Dr. Elizabeth Goldman
Clinical Professor of Pediatrics, Albert Einstein College of Medicine, New York City
A child who is sick with a lingering cold or injury may start to feel as though she'll never get well. Experts recommend that you reassure your discouraged child that she will get better and that you will help her do it.
"Developing a positive attitude about getting well is extremely important. You can communicate that to each child differently, based on her age, stage and personality," comments Dr. Stanley Greenspan, author of Building Healthy Minds. "Some kids can talk about getting better with you. Others, particularly younger kids, can work it out through play. Older kids may already have a plan in place that you can support."

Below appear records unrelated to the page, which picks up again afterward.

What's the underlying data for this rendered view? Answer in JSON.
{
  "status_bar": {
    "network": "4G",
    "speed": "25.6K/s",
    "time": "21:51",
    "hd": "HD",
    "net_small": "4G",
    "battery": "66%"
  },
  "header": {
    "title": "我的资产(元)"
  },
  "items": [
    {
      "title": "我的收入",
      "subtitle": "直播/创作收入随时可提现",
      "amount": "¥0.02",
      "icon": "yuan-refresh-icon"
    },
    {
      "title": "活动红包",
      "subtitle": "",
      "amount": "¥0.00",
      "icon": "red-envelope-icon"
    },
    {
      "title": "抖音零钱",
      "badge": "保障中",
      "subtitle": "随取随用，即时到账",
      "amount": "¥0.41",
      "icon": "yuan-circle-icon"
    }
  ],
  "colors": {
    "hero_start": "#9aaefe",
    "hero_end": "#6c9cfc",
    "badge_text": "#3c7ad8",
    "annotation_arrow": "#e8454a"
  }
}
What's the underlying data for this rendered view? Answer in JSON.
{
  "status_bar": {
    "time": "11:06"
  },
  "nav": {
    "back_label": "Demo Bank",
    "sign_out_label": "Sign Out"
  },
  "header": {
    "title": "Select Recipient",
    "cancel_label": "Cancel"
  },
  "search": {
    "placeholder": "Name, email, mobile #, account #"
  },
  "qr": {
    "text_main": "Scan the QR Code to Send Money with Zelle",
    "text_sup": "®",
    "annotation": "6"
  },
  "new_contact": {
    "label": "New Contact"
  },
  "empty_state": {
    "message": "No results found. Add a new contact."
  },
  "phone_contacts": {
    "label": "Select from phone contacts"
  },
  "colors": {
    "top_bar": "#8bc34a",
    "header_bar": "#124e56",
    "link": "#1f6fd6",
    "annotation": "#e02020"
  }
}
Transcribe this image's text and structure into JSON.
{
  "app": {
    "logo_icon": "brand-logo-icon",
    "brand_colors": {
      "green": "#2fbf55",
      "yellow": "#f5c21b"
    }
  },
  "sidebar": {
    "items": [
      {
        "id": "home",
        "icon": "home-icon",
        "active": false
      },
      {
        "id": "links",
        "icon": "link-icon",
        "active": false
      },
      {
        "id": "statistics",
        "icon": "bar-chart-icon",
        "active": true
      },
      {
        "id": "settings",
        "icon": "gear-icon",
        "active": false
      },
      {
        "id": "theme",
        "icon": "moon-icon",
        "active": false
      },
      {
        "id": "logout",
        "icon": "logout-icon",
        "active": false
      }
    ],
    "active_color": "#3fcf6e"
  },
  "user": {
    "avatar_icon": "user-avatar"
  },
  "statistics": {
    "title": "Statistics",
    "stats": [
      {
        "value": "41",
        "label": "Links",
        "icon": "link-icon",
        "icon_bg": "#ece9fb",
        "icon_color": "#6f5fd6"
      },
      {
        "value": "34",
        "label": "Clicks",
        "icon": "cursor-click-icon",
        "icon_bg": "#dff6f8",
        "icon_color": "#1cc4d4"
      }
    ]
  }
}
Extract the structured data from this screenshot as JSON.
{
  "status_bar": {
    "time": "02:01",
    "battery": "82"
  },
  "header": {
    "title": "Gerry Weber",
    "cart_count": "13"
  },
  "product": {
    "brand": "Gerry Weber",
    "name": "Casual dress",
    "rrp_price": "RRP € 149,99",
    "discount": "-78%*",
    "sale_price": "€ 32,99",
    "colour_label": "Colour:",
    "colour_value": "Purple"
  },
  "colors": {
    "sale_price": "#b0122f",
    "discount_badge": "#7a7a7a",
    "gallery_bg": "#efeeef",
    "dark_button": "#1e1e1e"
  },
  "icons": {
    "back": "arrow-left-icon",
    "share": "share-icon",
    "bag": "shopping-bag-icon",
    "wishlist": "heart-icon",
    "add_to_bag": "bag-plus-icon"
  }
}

Of course, it's also important to communicate how practicing healthy habits keeps kids well. Physicians recommend that parents become healthy role models by example. "Don't just talk about it -do it yourself!" recommends family practitioner Dr. Benjamin Kligler. So, if you want your child to eat breakfast, eat breakfast with her. If you want her to cross the street safely, wait for the light when you cross. The younger you start, the easier it will be to help your child develop healthy habits for life.
Turn hand-washing into an regular routine. Pediatricians recommend that everyone wash his or her hands upon coming home and before eating. Use warm water and soap and wash for at least 20 seconds. Explain to your young children why this is important by saying, "When you wash your hands, you wash away the germs that can make you sick." This is one of the most important ways to prevent colds and illnesses from spreading.
Encourage kids to take pride in brushing their teeth. You might encourage a young child by saying, "When you brush your teeth, you brush away the germs and keep your smile happy and beautiful." Then, ask her to show off her smile. Many very young children will feel so proud that they may want to brush by themselves. "If young children want to do it themselves, let them do the morning brush," advises pediatric dentist, Dr. David Levine. "The most important brushing with young children is the nighttime brushing."
Set a teeth-brushing timer. Dr. Levine also recommends you give a child her own timer (or set one). This makes it fun for kids to brush longer and keeps them at it. For an exact timing, consult your dentist. Young children might need 30 seconds, older kids might need two minutes.
Let children choose their own healthy foods. Set up a snack cabinet filled with items you and your doctor deem healthy, such as nuts, healthy crackers, cereals etc. Let your kids help themselves within reasonable intervals (not right before dinner). This way, they will learn to make healthy choices on their own - without nagging.
Exercise together. Most children love to run around and exercise. But if your child doesn't, start by focusing on the fun factor. "If your child is spending too much time on video games and is not getting enough exercise, explain that exercise feels good and gives you more energy. Relate it to what feels good," says Dr. Benjamin Kligler. "If your child is afraid of a sport (for example swimming), get in the pool with her and take classes together."